Paxil and similar antidepressants have been linked to an increased risk of premature birth, a new study says. Premature birth is just one of the many risks posed by the class of antidepressants known as selective serotonin reuptake inhibitors (SSRIs). Paxil has been shown to increase the likelihood of heart-related birth defects when taken by women early in pregnancy, and all SSRIs increase the risk that a newborn will experience withdrawal symptoms when taken in the last trimester of pregnancy.
In addition to Paxil, other SSRIs include Prozac, Lexapro, Celexa, and Zoloft. SSRIs affect seratonin levels in the brain, a chemical neurotransmitter. Seratonin is produced in the brain on an ongoing basis and in response to pleasure-giving experiences, in a normally healthy system.
The new SSRI study, presented at the annual meeting of the American Psychiatric Association, involved about 200 pregnant women. About half of them suffered from depression, and half of those women took SSRIs throughout pregnancy. About 23 percent of those who took SSRIs throughout pregnancy gave birth to preterm babies. Only 6 percent of women who did not have depression and didn’t take SSRIs had preterm babies.
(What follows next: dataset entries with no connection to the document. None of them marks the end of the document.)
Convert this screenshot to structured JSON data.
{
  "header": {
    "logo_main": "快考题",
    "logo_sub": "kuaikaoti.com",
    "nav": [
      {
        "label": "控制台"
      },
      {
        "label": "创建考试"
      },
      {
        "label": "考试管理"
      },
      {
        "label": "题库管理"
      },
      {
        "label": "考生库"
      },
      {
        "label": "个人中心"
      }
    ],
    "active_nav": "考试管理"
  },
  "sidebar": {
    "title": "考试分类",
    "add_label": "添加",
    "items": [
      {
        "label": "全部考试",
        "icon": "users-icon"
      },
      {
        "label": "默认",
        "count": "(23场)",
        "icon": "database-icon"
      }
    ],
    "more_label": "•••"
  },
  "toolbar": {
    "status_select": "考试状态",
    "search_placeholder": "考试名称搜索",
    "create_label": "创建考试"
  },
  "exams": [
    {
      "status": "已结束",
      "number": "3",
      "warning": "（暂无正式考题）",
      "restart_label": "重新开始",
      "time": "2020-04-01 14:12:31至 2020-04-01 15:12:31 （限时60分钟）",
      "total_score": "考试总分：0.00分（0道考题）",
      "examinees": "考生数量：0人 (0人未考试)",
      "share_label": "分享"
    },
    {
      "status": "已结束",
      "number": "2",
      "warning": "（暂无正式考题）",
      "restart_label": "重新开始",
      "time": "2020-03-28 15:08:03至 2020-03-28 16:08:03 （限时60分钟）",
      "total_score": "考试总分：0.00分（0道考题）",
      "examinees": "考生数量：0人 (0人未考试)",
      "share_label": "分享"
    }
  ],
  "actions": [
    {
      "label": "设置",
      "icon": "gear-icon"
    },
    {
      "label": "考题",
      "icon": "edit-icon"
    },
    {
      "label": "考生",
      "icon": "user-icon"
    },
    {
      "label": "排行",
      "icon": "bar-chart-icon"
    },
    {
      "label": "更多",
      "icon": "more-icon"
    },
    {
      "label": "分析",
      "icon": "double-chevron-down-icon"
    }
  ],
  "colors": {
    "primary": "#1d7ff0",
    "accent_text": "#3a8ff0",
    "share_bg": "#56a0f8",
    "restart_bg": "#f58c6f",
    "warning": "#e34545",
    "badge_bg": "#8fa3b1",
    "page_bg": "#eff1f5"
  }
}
Premature birth is associated with many serious health problems, including learning disabilities, mental retardation, and cerebral palsy. However, depression itself has been linked with an increased risk of premature birth, and pregnant women who are experiencing depression should work with their doctors to determine if the risk of these drugs outweigh their benefits.
In addition to preterm birth, SSRIs are associated with other serious side effects. Paxil, for instance, has been shown to increase the risk of heart related birth defects. In fact, on two occasions in 2005 , the Food & Drug Administration (FDA) requested that the labeling of Paxil be changed to include warnings on three studies that found an increase risk of birth defects. Most of the heart defects reported in these studies were atrial and ventricular septal defects (holes in the walls of the chambers of the heart). In general, these types of defects ranged in severity from those that were minor and resolved without treatment to those that caused serious symptoms and needed to be repaired surgically. That same year, the FDA also classified the birth defect risk as Category D (Positive Evidence of Fetal Risk).
Babies born to mothers who have taken antidepressants, including SSRIs such as Paxil, in the third trimester of pregnancy have suffered complications from withdrawal, including difficulties with breathing, turning blue, seizures, changing body temperature, feeding problems, vomiting, low blood sugar, floppiness, stiffness, tremor, shakiness, irritability or constant crying. In many of these cases, tube feeding, help with breathing and longer hospitalization was needed.